Lockheed Martin Missile Defence Programmes Update

This 15 August, Lockheed Martin conducted a media briefing on the company’s AEGIS Ballistic Missile Defense, PTRIOT Advanced Capability-3 (PAC-3) Missile, and Terminal High Altitude Area Defense (THAAD) programmes before the start of the Space and Missile Defense Symposium (SMDC 2016) in Huntsville, ALUSA. MT US correspondent Marty Kauchak provides extracts from the event.

The threat environment, which is driving what most of us do here [at Lockheed Martin] and are doing to help the United States and our friends and allies, has to be categorized as an accelerating threat – in terms of numbers and complexities,” Doug Graham, vice president of missile systems and advanced programmes, asserted. In one instance, he noted North Korea has conducted nine ballistic missile flight tests in a, “very limited about of time this year”.  And beyond the numbers of tests completed by near- and peer competitors, and rogue nations, Lockheed Martin is also monitoring advanced maneuvering, hypersonic capabilities and other direct technology threats to the US Ballistic Missile Defense System (BMDS).

"We’re more than 30 Aegis BMD-capable ships (including the USS Barry (DDG-52) above) in the fleet today,” Brad Hicks, Lockheed Martin vice president of business development for integrated warfare systems and sensors, noted.  (Photo: US Navy/Mass Communication Specialist 2nd Class Jason Kofonow)

The Lockheed Martin executive’s “short list” of what the government-industry team needs to effectively respond to a dynamic environment with ballistic missiles and other airborne threats included increased numbers of more capable defence missiles; better sensors; enhanced discrimination capabilities; improved command and control (C2) systems; better data fusion; lower cost per kill; and eventually getting  to boost phase engagement. “Lockheed Martin is proud to be working in most of those venues – and we’re very proud of our track record. Since 1984 we’ve had 100-plus intercepts with systems like THAAD, PAC-3, AEGIS BMD,” he noted.

The US Army and the United Arab Emirates (UAE) are the two current THAAD customers. The programme is rapidly maturing, witnessed by the US Army’s activation earlier this year of its sixth THAAD battery. Scott Arnold, the vice president of PAC-3 programmes, pointed out the company, “continues to have other international interest in THAAD and is ongoing in its production for the US Army.”
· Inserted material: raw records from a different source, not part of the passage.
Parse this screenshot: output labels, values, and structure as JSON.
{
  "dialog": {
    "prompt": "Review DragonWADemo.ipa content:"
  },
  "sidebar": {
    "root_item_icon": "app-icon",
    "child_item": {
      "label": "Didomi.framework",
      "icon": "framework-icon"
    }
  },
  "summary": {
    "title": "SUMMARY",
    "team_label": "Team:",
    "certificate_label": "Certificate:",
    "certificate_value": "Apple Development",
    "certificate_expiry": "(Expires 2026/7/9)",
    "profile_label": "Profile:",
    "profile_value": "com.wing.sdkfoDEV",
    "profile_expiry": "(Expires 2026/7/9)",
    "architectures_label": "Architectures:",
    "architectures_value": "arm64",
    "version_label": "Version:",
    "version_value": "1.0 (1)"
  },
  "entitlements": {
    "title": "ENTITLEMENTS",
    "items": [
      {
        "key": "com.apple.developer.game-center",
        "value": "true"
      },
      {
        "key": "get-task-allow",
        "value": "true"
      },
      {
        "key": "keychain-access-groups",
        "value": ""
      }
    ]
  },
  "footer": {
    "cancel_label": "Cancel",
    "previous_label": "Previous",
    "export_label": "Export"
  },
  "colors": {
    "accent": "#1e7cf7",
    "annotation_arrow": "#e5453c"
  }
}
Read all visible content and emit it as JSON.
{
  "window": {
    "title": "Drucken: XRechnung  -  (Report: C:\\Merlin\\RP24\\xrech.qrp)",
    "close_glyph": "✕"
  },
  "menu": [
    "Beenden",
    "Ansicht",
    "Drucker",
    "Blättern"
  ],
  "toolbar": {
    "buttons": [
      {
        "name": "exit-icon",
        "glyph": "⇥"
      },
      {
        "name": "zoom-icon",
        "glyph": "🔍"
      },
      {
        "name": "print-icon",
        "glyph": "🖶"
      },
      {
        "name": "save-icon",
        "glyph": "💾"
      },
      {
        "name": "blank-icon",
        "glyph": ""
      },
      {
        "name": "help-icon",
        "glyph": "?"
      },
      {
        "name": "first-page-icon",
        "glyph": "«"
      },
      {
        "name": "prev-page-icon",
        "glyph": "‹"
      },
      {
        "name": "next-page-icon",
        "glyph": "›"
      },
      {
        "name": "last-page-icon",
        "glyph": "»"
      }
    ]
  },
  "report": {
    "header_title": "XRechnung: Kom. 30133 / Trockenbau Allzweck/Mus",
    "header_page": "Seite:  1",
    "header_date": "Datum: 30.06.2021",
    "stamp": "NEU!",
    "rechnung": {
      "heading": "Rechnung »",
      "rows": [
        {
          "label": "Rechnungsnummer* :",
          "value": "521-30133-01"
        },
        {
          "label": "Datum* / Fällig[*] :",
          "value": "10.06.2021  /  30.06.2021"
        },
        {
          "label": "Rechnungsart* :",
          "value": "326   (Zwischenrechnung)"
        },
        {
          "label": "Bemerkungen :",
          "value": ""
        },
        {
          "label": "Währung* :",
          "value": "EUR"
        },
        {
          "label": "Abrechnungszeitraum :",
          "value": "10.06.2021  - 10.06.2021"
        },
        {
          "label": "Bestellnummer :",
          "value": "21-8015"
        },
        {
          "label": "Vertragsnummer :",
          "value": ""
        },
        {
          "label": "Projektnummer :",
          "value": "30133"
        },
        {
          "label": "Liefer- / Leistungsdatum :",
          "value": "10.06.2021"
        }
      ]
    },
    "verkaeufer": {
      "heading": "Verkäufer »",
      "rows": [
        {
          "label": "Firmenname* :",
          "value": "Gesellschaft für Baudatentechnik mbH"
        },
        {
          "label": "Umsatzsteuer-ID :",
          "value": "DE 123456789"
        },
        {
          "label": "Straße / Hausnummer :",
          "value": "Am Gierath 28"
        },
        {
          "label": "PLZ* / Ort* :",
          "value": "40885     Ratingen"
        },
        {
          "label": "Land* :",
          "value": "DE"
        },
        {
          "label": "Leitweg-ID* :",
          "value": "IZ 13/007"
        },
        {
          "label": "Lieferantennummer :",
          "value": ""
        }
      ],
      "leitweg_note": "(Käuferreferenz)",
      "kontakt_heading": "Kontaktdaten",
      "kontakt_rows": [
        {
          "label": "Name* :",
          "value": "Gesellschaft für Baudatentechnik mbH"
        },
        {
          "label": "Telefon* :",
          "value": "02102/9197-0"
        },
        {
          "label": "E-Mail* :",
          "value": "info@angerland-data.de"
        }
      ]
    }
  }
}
The major programme milestone is fielding the next generation THAAD – known as THAAD ER (extended range). The ER missile is a two-stage variant with unspecified greater range and velocity, and covering more battle space.

As background, Lockheed Martin has been developing its THAAD-ER concept for about 10 years. Lockheed has invested its own research funding to explore the ER design

In a DoD press briefing this February, Vice Adm. James Syring, the director of the Missile Defense Agency (MDA), noted THAAD ER remained on track for a 2025 deployment timeframe. Syring further pointed out that’s when, “ER if it was approved [as a programm] would deliver. It's about a 10-year development programm.”

Returning to the media briefing, Lockheed Martin’s lower-tier interceptor is the capable PAC-3. The PAC-3 is a high velocity interceptor with a hit-to-kill technology underpinning and remains effective against ballistic missiles, aircraft and other breathing targets such as cruise missiles.
PAC-3 has been in production for more than ten years. The missile is operational with the US Army and five current international customers. Arnold added: “In addition we have four other international customers that are on contract and who we will be delivering their equipment, and they will be fielding PAC-3 in the next several years.”    

The MSE (missile system enhancement) is the most recent PAC-3 development. The enhanced missile takes the PAC-3’s hit-to-kill technology and adds a more capable booster and attitude control system. “This gives us more agility,” Arnold said. “It allows to double the reach that the weapon system has in terms of altitude or range, thereby extending the defended area and also allowing us to get into the overlapping, defended bands with THAAD.”    

Lockheed Martin has delivered 77 of the initial 92 MSEs on contract to the Army. The service declared initial operating capability with MSE this July. “We also have 250 missiles on backlog,” Arnold revealed. A full rate MSE production decision is expected within the next two years.  

We are more than 30 AEGIS BMD-capable ships in the fleet today,” Brad Hicks, the vice president of business development for integrated warfare systems and sensors, noted.  The system continues to go through continued upgrades and capacity. In one instance, beginning with USS John Finn (DDG -113), the US Navy is building DDGs with an inherent BMD capability.

In another programme milestone, USS JOHN PAUL JONES (DDG-53), primarily the service’s BMD test-ship, successfully demonstrated AEGIS’ ability to conduct a complicated tracking exercise against a medium range ballistic missile during its endo phase (inside the earth’s atmosphere) of flight during the May 2015 FTX-21 event.  

An unheralded AEGIS programme activity, in much of the main defence media, is its expansion in the international market. Indeed, as this article was being prepared for publication the evening of 15 August, Lockheed Martin announced the global AEGIS fleet will expand in Japan and the Republic of Korea (ROK) under a contract to bring integrated air and missile defense capabilities to new destroyers.

The ships will be equipped with AEGIS Baseline 9, the latest evolution of the combat system.

Under this new production hardware contract, Lockheed Martin will expand the AEGIS fleet in Japan: The seventh and eighth AEGIS ships will join Japan’s fleet. Aegis provides four of Japan’s KONGO-class destroyers and two ATAGO-class destroyers with advanced sea, air and undersea threat detection capabilities.

And in the ROK: AEGIS will join the next three KDX-III SEJONG THE GREAT-class destroyers, a multi-purpose destroyer with air and land defence and anti-submarine capabilities. AEGIS is aboard three KDX-III destroyers: RoK SEJONG THE GREAT, RoK YULGOK YI I and RoK SEOAE RYU SUNGRYONG, which are the largest surface warfare ships to carry AEGIS.

The Republic of Korea joined the international AEGIS fleet in 2008, when the navy commissioned the first ship of the class, SEJONG THE GREAT.

Marty Kauchak